__Given data__
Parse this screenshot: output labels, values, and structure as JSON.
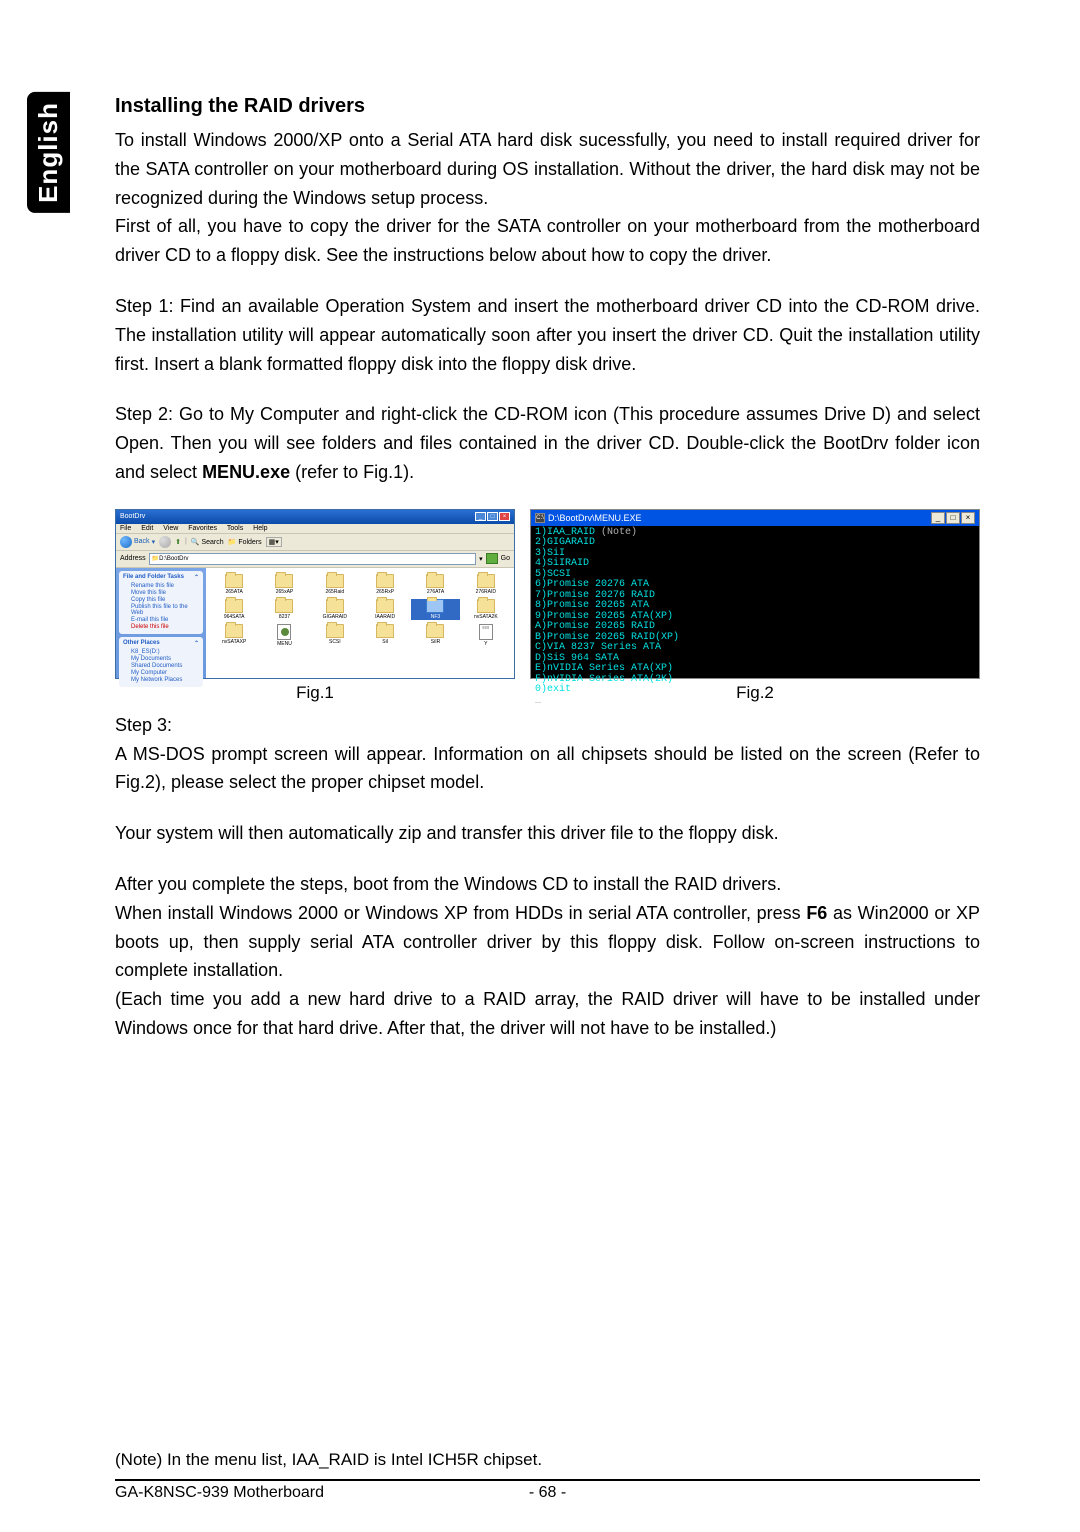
{
  "side_tab": "English",
  "heading": "Installing the RAID drivers",
  "para1": "To install Windows 2000/XP onto a Serial ATA hard disk sucessfully, you need to install required driver for the SATA controller on your motherboard during OS installation. Without the driver, the hard disk may not be recognized during the Windows setup process.",
  "para2": "First of all, you have to copy the driver for the SATA controller on your motherboard from the motherboard driver CD to a floppy disk. See the instructions below about how to copy the driver.",
  "para3": "Step 1: Find an available Operation System and insert the motherboard driver CD into the CD-ROM drive. The installation utility will appear automatically soon after you insert the driver CD. Quit the installation utility first. Insert a blank formatted floppy disk into the floppy disk drive.",
  "para4a": "Step 2: Go to My Computer and right-click the CD-ROM icon (This procedure assumes Drive D) and select Open. Then you will see folders and files contained in the driver CD. Double-click the BootDrv folder icon and select ",
  "para4b": "MENU.exe",
  "para4c": " (refer to Fig.1).",
  "fig1_label": "Fig.1",
  "fig2_label": "Fig.2",
  "step3_label": "Step 3:",
  "para5": "A MS-DOS prompt screen will appear. Information on all chipsets should be listed on the screen (Refer to Fig.2), please select the proper chipset model.",
  "para6": "Your system will then automatically zip and transfer this driver file to the floppy disk.",
  "para7": "After you complete the steps, boot from the Windows CD to install the RAID drivers.",
  "para8a": "When install Windows 2000 or Windows XP from HDDs in serial ATA controller, press ",
  "para8b": "F6",
  "para8c": " as Win2000 or XP boots up, then supply serial ATA controller driver by this floppy disk. Follow on-screen instructions to complete installation.",
  "para9": "(Each time you add a new hard drive to a RAID array, the RAID driver will have to be installed under Windows once for that hard drive. After that, the driver will not have to be installed.)",
  "footnote": "(Note)    In the menu list, IAA_RAID is Intel ICH5R chipset.",
  "footer_left": "GA-K8NSC-939 Motherboard",
  "footer_center": "- 68 -",
  "explorer": {
    "title": "BootDrv",
    "menu": [
      "File",
      "Edit",
      "View",
      "Favorites",
      "Tools",
      "Help"
    ],
    "back": "Back",
    "search": "Search",
    "folders": "Folders",
    "address_label": "Address",
    "address_value": "D:\\BootDrv",
    "go": "Go",
    "panel1_title": "File and Folder Tasks",
    "panel1_items": [
      "Rename this file",
      "Move this file",
      "Copy this file",
      "Publish this file to the Web",
      "E-mail this file",
      "Delete this file"
    ],
    "panel2_title": "Other Places",
    "panel2_items": [
      "K8_ES(D:)",
      "My Documents",
      "Shared Documents",
      "My Computer",
      "My Network Places"
    ],
    "folders_row": [
      "265ATA",
      "265xAP",
      "265Raid",
      "265RxP",
      "276ATA",
      "276RAID",
      "964SATA",
      "8237",
      "GIGARAID",
      "IAARAID",
      "NF3",
      "nvSATA2K",
      "nvSATAXP",
      "MENU",
      "SCSI",
      "SiI",
      "SiIR",
      "Y"
    ],
    "selected": "NF3"
  },
  "dos": {
    "title_path": "D:\\BootDrv\\MENU.EXE",
    "lines": [
      {
        "t": "1)IAA_RAID",
        "note": " (Note)"
      },
      {
        "t": "2)GIGARAID"
      },
      {
        "t": "3)SiI"
      },
      {
        "t": "4)SiIRAID"
      },
      {
        "t": "5)SCSI"
      },
      {
        "t": "6)Promise 20276 ATA"
      },
      {
        "t": "7)Promise 20276 RAID"
      },
      {
        "t": "8)Promise 20265 ATA"
      },
      {
        "t": "9)Promise 20265 ATA(XP)"
      },
      {
        "t": "A)Promise 20265 RAID"
      },
      {
        "t": "B)Promise 20265 RAID(XP)"
      },
      {
        "t": "C)VIA 8237 Series ATA"
      },
      {
        "t": "D)SiS 964 SATA"
      },
      {
        "t": "E)nVIDIA Series ATA(XP)"
      },
      {
        "t": "F)nVIDIA Series ATA(2K)"
      },
      {
        "t": "0)exit"
      }
    ]
  }
}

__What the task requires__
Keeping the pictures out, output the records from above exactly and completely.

__Answer__
Parse this screenshot: output labels, values, and structure as JSON.
{
  "side_tab": "English",
  "heading": "Installing the RAID drivers",
  "para1": "To install Windows 2000/XP onto a Serial ATA hard disk sucessfully, you need to install required driver for the SATA controller on your motherboard during OS installation. Without the driver, the hard disk may not be recognized during the Windows setup process.",
  "para2": "First of all, you have to copy the driver for the SATA controller on your motherboard from the motherboard driver CD to a floppy disk. See the instructions below about how to copy the driver.",
  "para3": "Step 1: Find an available Operation System and insert the motherboard driver CD into the CD-ROM drive. The installation utility will appear automatically soon after you insert the driver CD. Quit the installation utility first. Insert a blank formatted floppy disk into the floppy disk drive.",
  "para4a": "Step 2: Go to My Computer and right-click the CD-ROM icon (This procedure assumes Drive D) and select Open. Then you will see folders and files contained in the driver CD. Double-click the BootDrv folder icon and select ",
  "para4b": "MENU.exe",
  "para4c": " (refer to Fig.1).",
  "fig1_label": "Fig.1",
  "fig2_label": "Fig.2",
  "step3_label": "Step 3:",
  "para5": "A MS-DOS prompt screen will appear. Information on all chipsets should be listed on the screen (Refer to Fig.2), please select the proper chipset model.",
  "para6": "Your system will then automatically zip and transfer this driver file to the floppy disk.",
  "para7": "After you complete the steps, boot from the Windows CD to install the RAID drivers.",
  "para8a": "When install Windows 2000 or Windows XP from HDDs in serial ATA controller, press ",
  "para8b": "F6",
  "para8c": " as Win2000 or XP boots up, then supply serial ATA controller driver by this floppy disk. Follow on-screen instructions to complete installation.",
  "para9": "(Each time you add a new hard drive to a RAID array, the RAID driver will have to be installed under Windows once for that hard drive. After that, the driver will not have to be installed.)",
  "footnote": "(Note)    In the menu list, IAA_RAID is Intel ICH5R chipset.",
  "footer_left": "GA-K8NSC-939 Motherboard",
  "footer_center": "- 68 -",
  "explorer": {
    "title": "BootDrv",
    "menu": [
      "File",
      "Edit",
      "View",
      "Favorites",
      "Tools",
      "Help"
    ],
    "back": "Back",
    "search": "Search",
    "folders": "Folders",
    "address_label": "Address",
    "address_value": "D:\\BootDrv",
    "go": "Go",
    "panel1_title": "File and Folder Tasks",
    "panel1_items": [
      "Rename this file",
      "Move this file",
      "Copy this file",
      "Publish this file to the Web",
      "E-mail this file",
      "Delete this file"
    ],
    "panel2_title": "Other Places",
    "panel2_items": [
      "K8_ES(D:)",
      "My Documents",
      "Shared Documents",
      "My Computer",
      "My Network Places"
    ],
    "folders_row": [
      "265ATA",
      "265xAP",
      "265Raid",
      "265RxP",
      "276ATA",
      "276RAID",
      "964SATA",
      "8237",
      "GIGARAID",
      "IAARAID",
      "NF3",
      "nvSATA2K",
      "nvSATAXP",
      "MENU",
      "SCSI",
      "SiI",
      "SiIR",
      "Y"
    ],
    "selected": "NF3"
  },
  "dos": {
    "title_path": "D:\\BootDrv\\MENU.EXE",
    "lines": [
      {
        "t": "1)IAA_RAID",
        "note": " (Note)"
      },
      {
        "t": "2)GIGARAID"
      },
      {
        "t": "3)SiI"
      },
      {
        "t": "4)SiIRAID"
      },
      {
        "t": "5)SCSI"
      },
      {
        "t": "6)Promise 20276 ATA"
      },
      {
        "t": "7)Promise 20276 RAID"
      },
      {
        "t": "8)Promise 20265 ATA"
      },
      {
        "t": "9)Promise 20265 ATA(XP)"
      },
      {
        "t": "A)Promise 20265 RAID"
      },
      {
        "t": "B)Promise 20265 RAID(XP)"
      },
      {
        "t": "C)VIA 8237 Series ATA"
      },
      {
        "t": "D)SiS 964 SATA"
      },
      {
        "t": "E)nVIDIA Series ATA(XP)"
      },
      {
        "t": "F)nVIDIA Series ATA(2K)"
      },
      {
        "t": "0)exit"
      }
    ]
  }
}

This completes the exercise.